Following an extended hiatus, Diiv have returned on a world tour following the release of their recent album, ‘Deceiver’. The Brooklyn four piece headed by Zachary Cole Smith remained true to their shoegaze aesthetic for the most part. However, the grunge influences of their new record incorporate an interesting, if not nostalgic, dimension to the live show.
Even 30 minutes before Diiv came on stage, Manchester Academy 2 was a tightly packed with eager fans. The dress code was uniform; black boots, black trousers and ‘insert indie rock band name here’ black t shirt. Their walk out music was simply the monotonous, deafening drone of feedback from the guitar. However, despite their best efforts to seemingly deter the crowd from gathering, there was a simmering anticipation within the dimly lit room.
They emerged nonchalantly, and with a simply ‘thank you for coming, we’re Diiv’, they plunge straight into tracks from their new album. The gentle melodies of the openers ‘Horsehead’ and ‘Skin Game’ come as a breath of fresh air in the dense room. ‘Skin Game’ especially feels like it could come off of a Sonic Youth album; playfully contrasting Cole’s singing to heavy tones of guitars which perhaps most Diiv fans are not accustomed to.
Certainly, ‘Deceiver’ has brought a variation of Diiv which perhaps puts more focus on the lead guitarist, Andrew Bailey. He stands centre-stage and contorts his face into grimaces, grins and scowls, darting his eyes across the crowd as the hard hitters of ‘Taker’ and ‘Like Before You Were Born’ play out. In comparison to the rest of the band, Cole lingers on the side of the stage; slinking in and out of sight, almost beckoned back onto stage when called upon to sing. The bassist Colin Caufield echoes Cole’s lyrics in a falsetto and drummer Ben Newman keeps the band on Earth when it is threatening to spiral into a wave of delay and reverb.
Diiv revert back to earlier material from ‘Is the Is Are’ and ‘Oshin’ after a few songs. Notable features including ‘Take your Time’ which sprouts the first mosh pits of the night. ‘Doused’ is a welcome interlude of blissful shoegaze to contrast the aggression of the first half of the night. However, Diiv welcome back the tone of the first songs as they finish with the strongest songs from their new album; ‘Blankenship’, ‘For the Guilty’ and ‘Acheron’. At this point, the crowd is in a fervour of excitement and bodies fly across the venue. Even the band, who generally had been fairly passive at this point, begin to thrash around on stage.

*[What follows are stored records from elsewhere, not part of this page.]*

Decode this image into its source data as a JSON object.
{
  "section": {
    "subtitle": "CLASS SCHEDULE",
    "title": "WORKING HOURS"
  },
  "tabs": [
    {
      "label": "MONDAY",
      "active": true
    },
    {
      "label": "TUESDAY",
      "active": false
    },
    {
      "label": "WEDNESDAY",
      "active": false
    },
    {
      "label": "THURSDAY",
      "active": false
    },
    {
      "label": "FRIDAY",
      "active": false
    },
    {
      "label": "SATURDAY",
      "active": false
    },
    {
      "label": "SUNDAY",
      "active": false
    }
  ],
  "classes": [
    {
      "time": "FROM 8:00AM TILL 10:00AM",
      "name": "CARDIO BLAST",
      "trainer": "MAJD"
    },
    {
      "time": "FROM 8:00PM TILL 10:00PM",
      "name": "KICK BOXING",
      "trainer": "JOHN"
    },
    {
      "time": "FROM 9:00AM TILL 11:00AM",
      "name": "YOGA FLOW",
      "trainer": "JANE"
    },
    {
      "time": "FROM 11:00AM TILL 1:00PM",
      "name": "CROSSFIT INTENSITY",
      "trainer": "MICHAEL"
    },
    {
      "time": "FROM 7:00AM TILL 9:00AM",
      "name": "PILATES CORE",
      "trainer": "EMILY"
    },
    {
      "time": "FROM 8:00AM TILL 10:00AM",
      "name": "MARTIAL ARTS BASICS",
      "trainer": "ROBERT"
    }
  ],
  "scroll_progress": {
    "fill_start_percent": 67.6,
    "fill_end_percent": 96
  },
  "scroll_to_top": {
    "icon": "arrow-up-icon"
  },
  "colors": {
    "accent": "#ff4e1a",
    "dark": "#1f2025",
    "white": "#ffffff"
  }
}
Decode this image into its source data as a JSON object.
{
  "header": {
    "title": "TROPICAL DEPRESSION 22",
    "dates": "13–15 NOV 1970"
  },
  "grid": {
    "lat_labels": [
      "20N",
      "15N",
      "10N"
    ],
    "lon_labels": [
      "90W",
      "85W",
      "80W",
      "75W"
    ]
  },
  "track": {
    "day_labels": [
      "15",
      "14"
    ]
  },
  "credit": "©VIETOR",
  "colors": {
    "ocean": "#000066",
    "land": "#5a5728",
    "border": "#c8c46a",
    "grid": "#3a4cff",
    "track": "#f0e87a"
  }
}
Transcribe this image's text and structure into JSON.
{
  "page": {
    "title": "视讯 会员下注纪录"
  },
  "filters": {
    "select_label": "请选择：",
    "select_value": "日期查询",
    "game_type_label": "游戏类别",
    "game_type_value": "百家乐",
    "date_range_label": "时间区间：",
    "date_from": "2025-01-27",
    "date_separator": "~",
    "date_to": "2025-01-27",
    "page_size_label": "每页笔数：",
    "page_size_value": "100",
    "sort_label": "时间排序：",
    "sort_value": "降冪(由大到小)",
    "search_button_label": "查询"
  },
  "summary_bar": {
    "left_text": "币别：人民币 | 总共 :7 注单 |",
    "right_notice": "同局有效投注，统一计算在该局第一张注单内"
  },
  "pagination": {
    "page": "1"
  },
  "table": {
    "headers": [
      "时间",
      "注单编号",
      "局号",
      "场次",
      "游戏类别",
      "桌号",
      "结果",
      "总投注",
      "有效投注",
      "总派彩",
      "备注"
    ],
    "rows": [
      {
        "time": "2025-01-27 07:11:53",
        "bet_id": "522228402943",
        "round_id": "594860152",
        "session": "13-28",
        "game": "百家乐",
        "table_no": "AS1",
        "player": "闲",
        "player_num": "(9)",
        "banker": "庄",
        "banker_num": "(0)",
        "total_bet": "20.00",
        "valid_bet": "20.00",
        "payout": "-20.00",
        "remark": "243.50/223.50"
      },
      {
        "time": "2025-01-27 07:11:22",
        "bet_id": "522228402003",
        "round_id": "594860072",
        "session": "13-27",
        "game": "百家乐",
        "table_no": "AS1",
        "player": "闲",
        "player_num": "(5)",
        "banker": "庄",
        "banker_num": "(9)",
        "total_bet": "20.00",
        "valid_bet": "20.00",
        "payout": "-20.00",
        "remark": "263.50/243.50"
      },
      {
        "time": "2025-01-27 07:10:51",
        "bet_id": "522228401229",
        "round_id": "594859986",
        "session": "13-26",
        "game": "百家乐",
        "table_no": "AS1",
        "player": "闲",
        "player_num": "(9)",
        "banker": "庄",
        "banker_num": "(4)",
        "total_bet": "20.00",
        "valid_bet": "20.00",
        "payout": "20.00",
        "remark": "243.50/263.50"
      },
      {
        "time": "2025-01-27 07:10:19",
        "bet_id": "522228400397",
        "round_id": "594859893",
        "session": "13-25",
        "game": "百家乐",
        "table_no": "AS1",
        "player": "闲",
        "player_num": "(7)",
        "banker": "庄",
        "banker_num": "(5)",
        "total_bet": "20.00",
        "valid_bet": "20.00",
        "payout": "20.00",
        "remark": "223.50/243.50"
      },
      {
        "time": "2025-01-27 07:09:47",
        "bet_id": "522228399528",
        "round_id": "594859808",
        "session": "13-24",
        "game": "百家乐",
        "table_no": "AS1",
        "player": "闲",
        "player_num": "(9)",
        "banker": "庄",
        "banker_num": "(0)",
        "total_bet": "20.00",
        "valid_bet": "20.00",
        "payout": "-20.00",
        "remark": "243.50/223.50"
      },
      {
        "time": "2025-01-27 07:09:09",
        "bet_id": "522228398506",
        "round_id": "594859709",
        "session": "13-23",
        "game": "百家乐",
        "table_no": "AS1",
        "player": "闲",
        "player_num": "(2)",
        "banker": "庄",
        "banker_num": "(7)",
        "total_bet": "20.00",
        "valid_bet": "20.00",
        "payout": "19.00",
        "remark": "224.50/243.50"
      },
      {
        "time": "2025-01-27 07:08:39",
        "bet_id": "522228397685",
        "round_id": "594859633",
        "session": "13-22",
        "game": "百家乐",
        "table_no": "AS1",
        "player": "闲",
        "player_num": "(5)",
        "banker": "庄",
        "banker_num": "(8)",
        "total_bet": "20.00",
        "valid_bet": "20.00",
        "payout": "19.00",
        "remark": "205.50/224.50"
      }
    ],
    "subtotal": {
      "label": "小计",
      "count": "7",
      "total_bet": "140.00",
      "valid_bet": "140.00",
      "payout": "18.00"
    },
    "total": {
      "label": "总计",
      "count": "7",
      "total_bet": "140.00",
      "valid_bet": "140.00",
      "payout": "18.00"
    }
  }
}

All in all, the experience is at times a little confused, but has been enhanced by the new songs. It’s safe to say that Diiv has evolved into a more interesting band with Deceiver. Whilst they haven’t perfected the fusion of their shoegaze and dream pop aesthetic with the grunge tones, they rarely make this distorted melancholy linger or stagnate.
Words: Will Corsellis
Image : Yuki Kikuchi